Direct Impact of Temperature on Solar Cells
Temperature directly affects the performance of solar cells. As temperature rises, the efficiency of solar cells generally decreases. This is a paradox because solar cells require sunlight (which inherently heats them) to function.
The Thermodynamic Perspective
From a thermodynamic standpoint, as the temperature of a solar cell increases, the energy required to excite an electron decreases. This means less energy is available for conversion into electricity.
The Quantum Mechanical Perspective
In quantum mechanics, an increase in temperature can lead to a rise in the number of thermally excited electrons.
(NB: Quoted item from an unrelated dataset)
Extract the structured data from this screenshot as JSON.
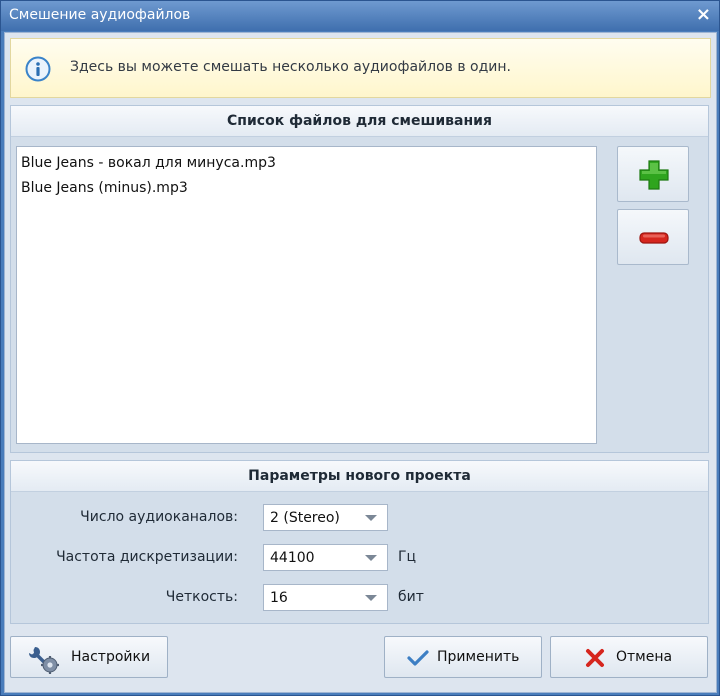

These thermally excited electrons can interfere with the photogenerated electron-hole pairs, leading to lower conversion efficiency.
Temperature-Dependent Properties of Solar Cells
Impact on Band Gap Energy
Band gap energy is the energy needed to excite an electron from the valence band to the conduction band. As the temperature rises, the band gap energy decreases, which reduces the output voltage and the overall efficiency.
Effect on Charge Carrier Mobility
Temperature also affects the mobility of charge carriers within a solar cell. Higher temperatures cause more lattice vibrations, which can scatter the charge carriers, reducing their mobility and the efficiency of the solar cell.
Consequences for Energy Conversion Efficiency
Higher operating temperatures lead to a decrease in energy conversion efficiency. This is due to several factors including the reduction in band gap energy and the decrease in charge carrier mobility.
Theoretical Frameworks Explaining Efficiency Decrease
Detailed Balance (Shockley-Queisser) Limit
The Shockley-Queisser Limit is a theoretical limit to the maximum efficiency of a solar cell under unconcentrated sunlight. This limit takes into account the decrease in efficiency due to increased temperature.
Recombination is a process where an electron-hole pair recombines and the energy is lost as heat. Increased temperatures enhance these recombination effects, leading to a decrease in solar cell efficiency.
The Impact of Thermally-Induced Defects
Higher temperatures can also introduce thermal defects in the semiconductor material. These defects can act as recombination centers, which further decrease the efficiency of the solar cell.
Experimental Evidence and Real-World Implications
Laboratory Investigations into Solar Cell Efficiency
Numerous laboratory experiments confirm that solar cell efficiency decreases with increasing temperature. These experiments involve measuring the output power of a solar cell at different operating temperatures.
Real-world Data on Solar Efficiency and Temperature
In real-world scenarios, it is also observed that solar cell efficiency decreases on very hot days. This is reflected in the data collected from large-scale solar power plants.
Mitigating Temperature Effects on Solar Cells
Various strategies are used to mitigate the negative effects of temperature on solar cells. These include the use of cooling systems and the selection of materials that are less sensitive to temperature changes.
Technological Solutions and Future Outlook
Current Strategies to Counter Efficiency Decrease
Many strategies are currently being used to counter the decrease in efficiency due to high temperatures. These include the use of thermoelectric coolers, heat sinks, and thermal management systems.
Emerging Technologies and Research
There is ongoing research into new materials and designs for solar cells that can withstand higher temperatures without a significant drop in efficiency. These include the use of materials with higher thermal stability and the development of cells with better heat dissipation properties.
The Future of Solar Energy and Temperature Management
Despite the challenges, the future of solar energy looks promising. With continued research and technological advancements, it is anticipated that more efficient and temperature-resilient solar cells will be developed, thereby making solar energy a more reliable and abundant source of power.